Channelpedia

PubMed 15745961


Referenced in Channelpedia wiki pages of: none

Automatically associated channels: Kv2.1 , Kv4.1 , Slo1



Title: Shal and shaker differential contribution to the K+ currents in the Drosophila mushroom body neurons.

Authors: Gabriel Gasque, Pedro Labarca, Enrique Reynaud, Alberto Darszon

Journal, date & volume: J. Neurosci., 2005 Mar 2 , 25, 2348-58

PubMed link: http://www.ncbi.nlm.nih.gov/pubmed/15745961

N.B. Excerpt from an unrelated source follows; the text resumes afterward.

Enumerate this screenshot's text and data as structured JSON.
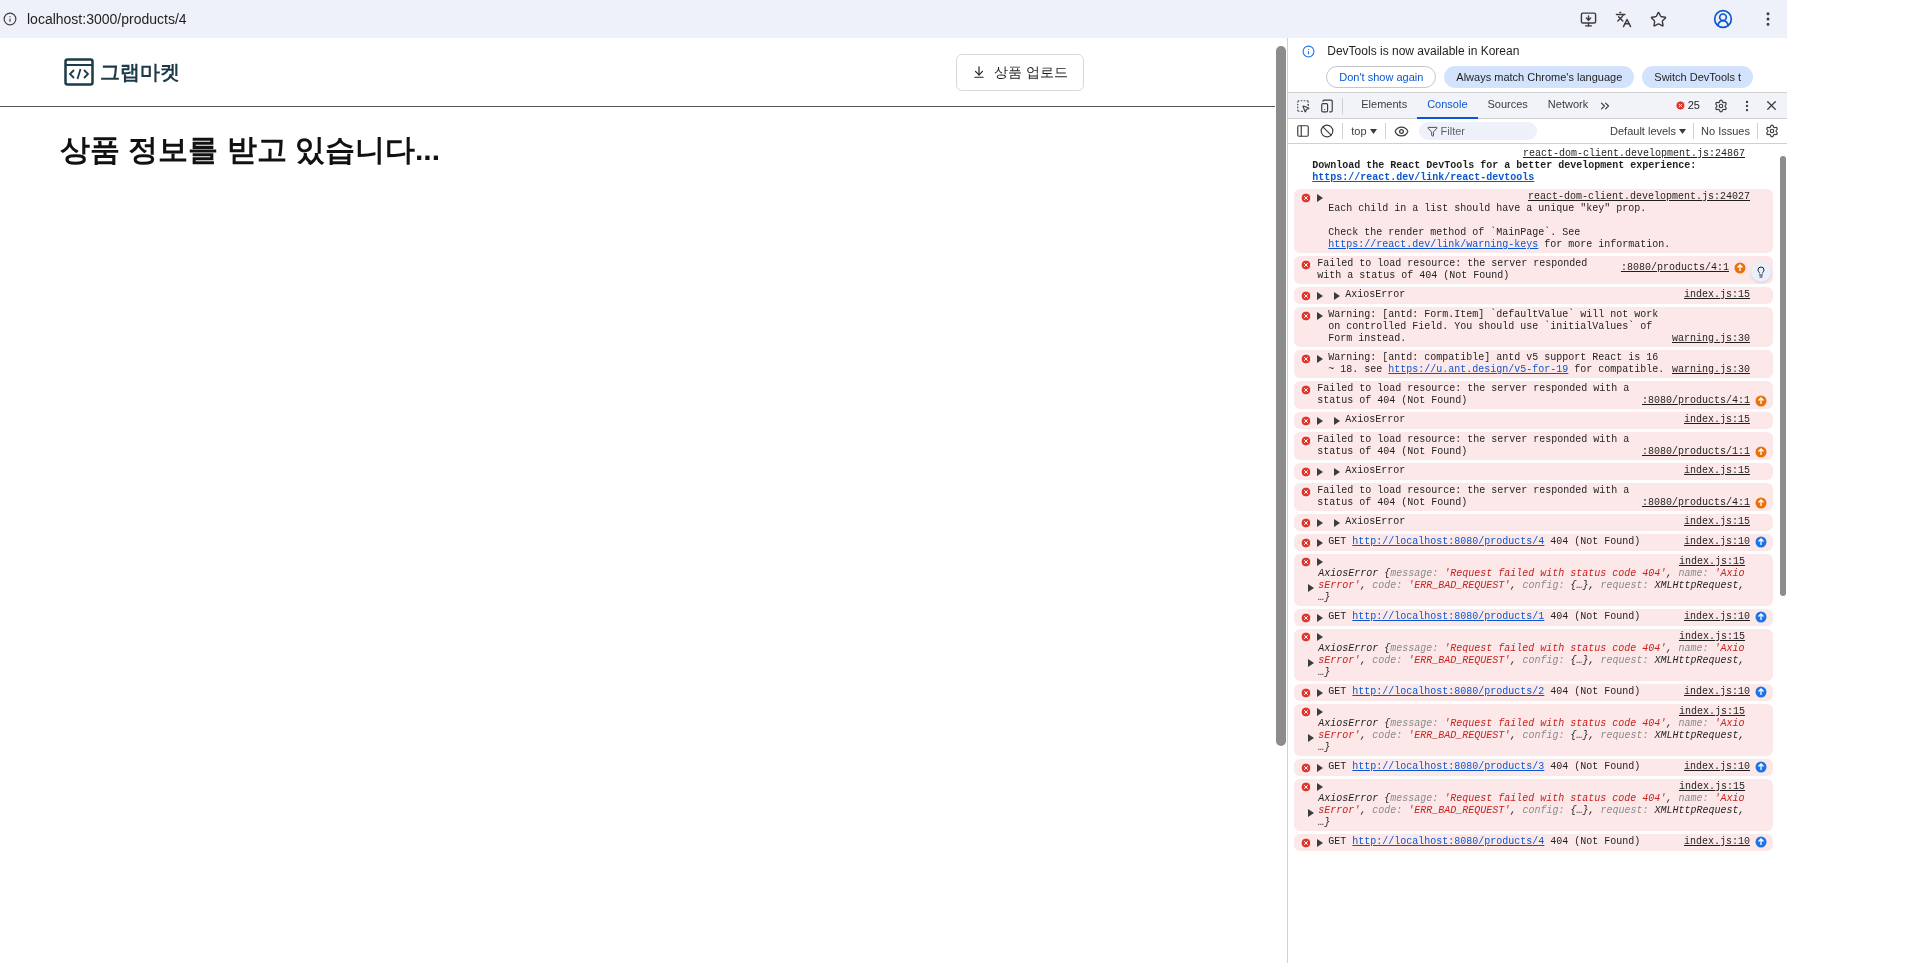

Abstract
Shaker, a voltage-dependent K+ channel, is enriched in the mushroom bodies (MBs), the locus of olfactory learning in Drosophila. Mutations in the shaker locus are known to alter excitability, neurotransmitter release, synaptic plasticity, and olfactory learning. However, a direct link of Shaker channels to MB intrinsic neuron (MBN) physiology has not been documented. We found that transcripts for shab, shaw, shaker, and shal, among which only Shaker and Shal have been reported to code for A-type currents, are present in the MBs. The electrophysiological data showed that the absence of functional Shaker channels modifies the distribution of half-inactivation voltages (V(i1/2)) in the MBNs, indicating a segregation of Shaker channels to only a subset (approximately 28%) of their somata. In harmony with this notion, we found that approximately one-fifth of MBNs lacking functional Shaker channels displayed dramatically slowed-down outward current inactivation times and reduced peak-current amplitudes. Furthermore, whereas all MBNs were sensitive to 4-aminopyridine, a nonspecific A-type current blocker, a subset of neurons (approximately 24%) displayed little sensitivity to a Shal-specific toxin. This subset of neurons displaying toxin-insensitive outward currents had more depolarized V(i1/2) values attributable to Shaker channels. Our findings provide the first direct evidence that altered Shaker channel function disrupts MBN physiology in Drosophila. To our surprise, the experimental data also indicate that Shaker channels segregate to a minor fraction of MB neuronal somata (20-30%), and that Shal channels contribute the somatic A-type current in the majority of MBNs.